Apple Rumoured To Land Rights For 2025 FIFA Club World Cup Tournament

The New York Times:

FIFA, soccer’s global governing body, is close to an agreement with Apple that would give the tech company worldwide television rights for a major new tournament, a monthlong, World Cup-style competition for top teams that will be played for the first time in the United States next summer.

The value of the deal might be as little as a quarter of the $4 billion FIFA had first estimated, the people said. It is unclear if the deal with Apple will include any free-to-air rights, meaning the entire event could be available only to subscribers of Apple TV+, a factor over which senior executives at FIFA have raised concerns.

In his Puck newsletter, John Ourand said that Apple is garnering a reputation of being a ‘bottom feeder’ in sports. The perception is that Apple is an insignificant player, and can only secure the leftover scraps of sports rights, while the likes of Google, Amazon and — to a lesser extent — Netflix fight for the big national packages from the NBA, NFL and others. This is on a backdrop of the reality that Apple’s streaming service, Apple TV+, can only boast low two-digit millions of subscriber membership.

As you might expect, Apple would probably reject the idea of weakness and frame their position differently. Eddy Cue and team clearly value exclusive, unrestricted, streaming rights that are exploitable in many countries and regions. That’s what they got with the MLS deal and MLB Friday Night Baseball, and that’s what the FIFA Club World Cup would be.

Evidently, Apple has the stature and the financial might to secure deals of that nature, when they are available. The simple fact of life right now is the number of those possible deals are thin and far between. The major leagues are not yet willing to yield everything over to streaming, as they try and preserve as much of the reach and exposure that the slowly-dying-but-still-huge traditional broadcast networks provide.

With that context, it becomes more of a strategy question. Is it a blunder not to get what you can, even if it isn’t exactly what you want? Apple certainly has the confidence to sit out and taking things slowly. We’ve seen this play out, almost in the open given the amount of coverage it got, with the NFL Sunday Ticket negotiations. Apple was the frontrunner, but seemingly backed out when it didn’t go their way in the late stages of the dealmaking process.

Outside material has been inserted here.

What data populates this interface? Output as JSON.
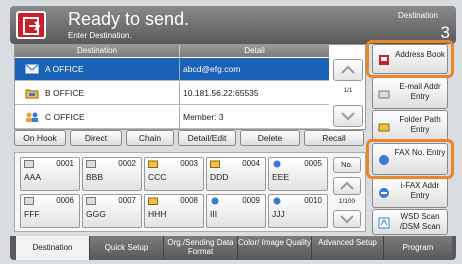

Another similar situation transpired with the Pac-12. Apple was the leading bidder for a package of rights for the conference, with very similar terms to the MLS deal, but it was held up as some of the leading schools balked at the presented figures. Rather than overspend or give concessions, Apple held firm and they simply watched while member schools defected and the conference imploded altogether.

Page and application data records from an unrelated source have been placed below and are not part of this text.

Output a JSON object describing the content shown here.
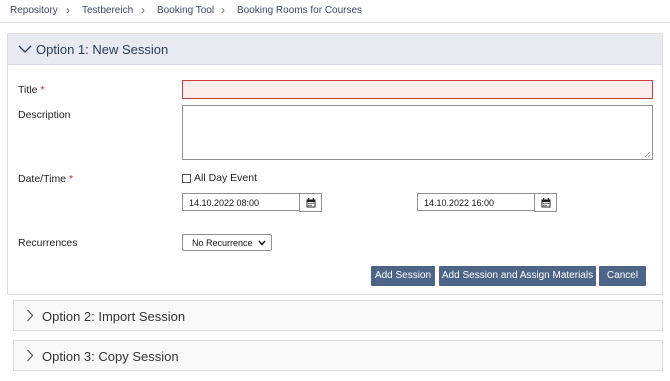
{
  "breadcrumb": [
    "Repository",
    "Testbereich",
    "Booking Tool",
    "Booking Rooms for Courses"
  ],
  "option1": {
    "title": "Option 1: New Session",
    "fields": {
      "title_label": "Title",
      "description_label": "Description",
      "datetime_label": "Date/Time",
      "recurrences_label": "Recurrences",
      "required_mark": "*",
      "title_value": "",
      "description_value": "",
      "all_day_label": "All Day Event",
      "all_day_checked": false,
      "start_datetime": "14.10.2022 08:00",
      "end_datetime": "14.10.2022 16:00",
      "recurrence_selected": "No Recurrence"
    },
    "buttons": {
      "add_session": "Add Session",
      "add_assign": "Add Session and Assign Materials",
      "cancel": "Cancel"
    }
  },
  "option2": {
    "title": "Option 2: Import Session"
  },
  "option3": {
    "title": "Option 3: Copy Session"
  },
  "colors": {
    "button_bg": "#4c6586",
    "panel_header_bg": "#e7ebf1",
    "required_red": "#c81e1e",
    "title_error_bg": "#fdecec",
    "title_error_border": "#d13b3b"
  }
}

Perhaps it is misguided bravado, but I think Apple sees themselves as the ones in the position of strength, able to bide their time unless they can get what they want. That doesn’t sound like the mindset of a bottom feeder to me.